Most of the music I’ve remixed has been from artists I admire and songs I like, that’s really the best way, that and knowing that you have an idea of where to take the track. Now the point is saying no—we get offered about five remixes a week and the task is to focus on my album!
What does your studio look like? Could you give us a peak inside?
It’s a new studio! Just finished. A peak? You’re welcome to come see it next time you’re in Hamburg!
Were you making tracks before performing as a DJ? Did you have any interest in DJ performance or did that become essential later on? How do you prepare your live set vs. a DJ set?
Most of the time I perform live with an Akai APC40. I am planning to DJ more in the future but for festivals and big club shows, it’s all about the live show.
I was never a fan of the tag or the name. Good music is good music.
And are there any specific tracks or artists that have influenced you from the past? What tracks could you never leave home without?
I always play “Coma Cat.” I always play “Something About You.” And at the moment the remix of Friendly Fires sounds so good in a live environment and I can’t live without that! And my Radiohead remix. But there will be new music and new surprises in the set this summer. Come along and see!
What do you think about the “nu-disco” tag that the media seems to throw on your music among many others? Do you look forward to these genre tags fading away?
I was never a fan of the tag or the name. Good music is good music. Miami was also a good place for this, Soul Clap, Solomun, Tiger and Woods and Brodinski all delivered outstanding sets while I was there.
What current artists do you feel are really making an impact on the music scene right now or just rub you the right way?
With the Beatport charts reflecting a much deeper and groovier sound, what do you think this says about the current dance music community?
I’d say it’s a worldwide community with an acute, active listenership and faster (file!) sharing than ever. If it’s deeper, that’s obviously good. I heard some quite bad music in Miami on the radio. I hope it’s not catching!
Out of all your releases to date, do you have a favorite for any particular reason?
"Around The House" has a new lease of life thanks to DJ T’s edit. My edit of Radiohead (with added pads and FX), always sounds good (but is not coming out!) and my new single “Goddess Of The Night” will be finished by the time you read this. We premiered that with Jeremy Glenn on the first night in Miami at Gavanna’s.
How was your first LA performance? What do you think of Los Angeles? You’ve also played quite a bit of US shows, what do you think of the US scene?
So many questions! LA was great, have been a couple of times already, this one was particularly good as it was a cool crowd in Silverlake for A Club Called Rhonda and I got to play with Oliver $ and Jesse Rose. It was a real music crowd, made me realize again that all the travel is totally worth it. But after New York, Miami and LA, I was ready for a couple of days at home to decompress!

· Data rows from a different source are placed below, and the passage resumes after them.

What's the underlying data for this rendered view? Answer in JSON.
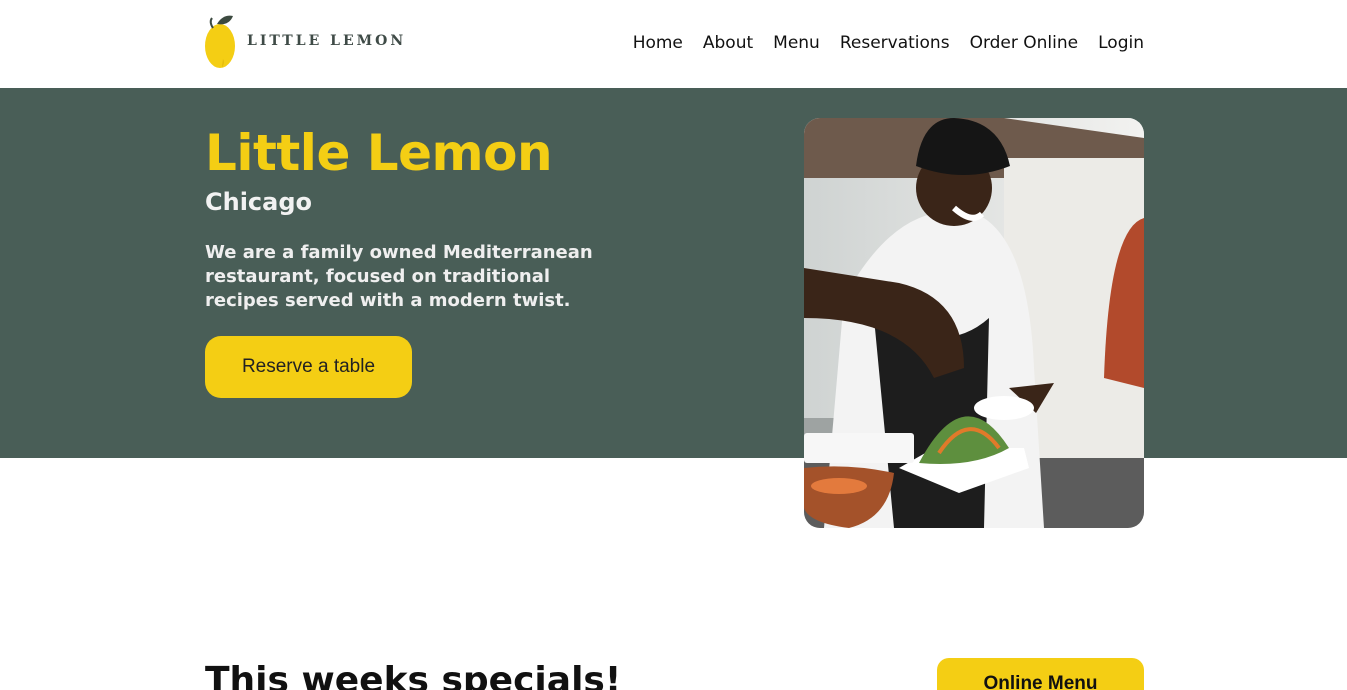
{
  "brand": {
    "name": "LITTLE LEMON"
  },
  "nav": {
    "items": [
      "Home",
      "About",
      "Menu",
      "Reservations",
      "Order Online",
      "Login"
    ]
  },
  "hero": {
    "title": "Little Lemon",
    "subtitle": "Chicago",
    "description": "We are a family owned Mediterranean restaurant, focused on traditional recipes served with a modern twist.",
    "cta": "Reserve a table"
  },
  "specials": {
    "title": "This weeks specials!",
    "menu_button": "Online Menu"
  },
  "colors": {
    "primary": "#495e57",
    "accent": "#f4ce14",
    "text": "#111111",
    "light": "#edefee"
  }
}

What is your ideal party? No holds barred. And you’ve performed at large mega festivals and intimate settings, which do you prefer?
It depends. I really enjoyed Melt festival last summer, that was a big crowd and I had extra visuals and a few surprise edits that I made for that show. Glastonbury before Soul Clap was fun, except for the mud, which was not so fun. But I enjoyed saying goodbye to the mud and driving back to London in the middle of the night minus all the traffic! For the clubs I prefer a more intimate vibe, like Rhonda.
Is there anything else for us to look forward to that you would like to share?
Yes, my new single “Goddess Of The Night” with Jeremy Glenn is coming soon, look out for that as well as my album which I hope to have finished by the end of the summer, but won't come out before early next year. I’m also playing the opening of We Love at Space, Ibiza on Sunday June 10th if you’re up for some Balearic fun and games.
Thanks Tensnake for your words. And we here at Magnetic hope you all get the opportunity to check him out.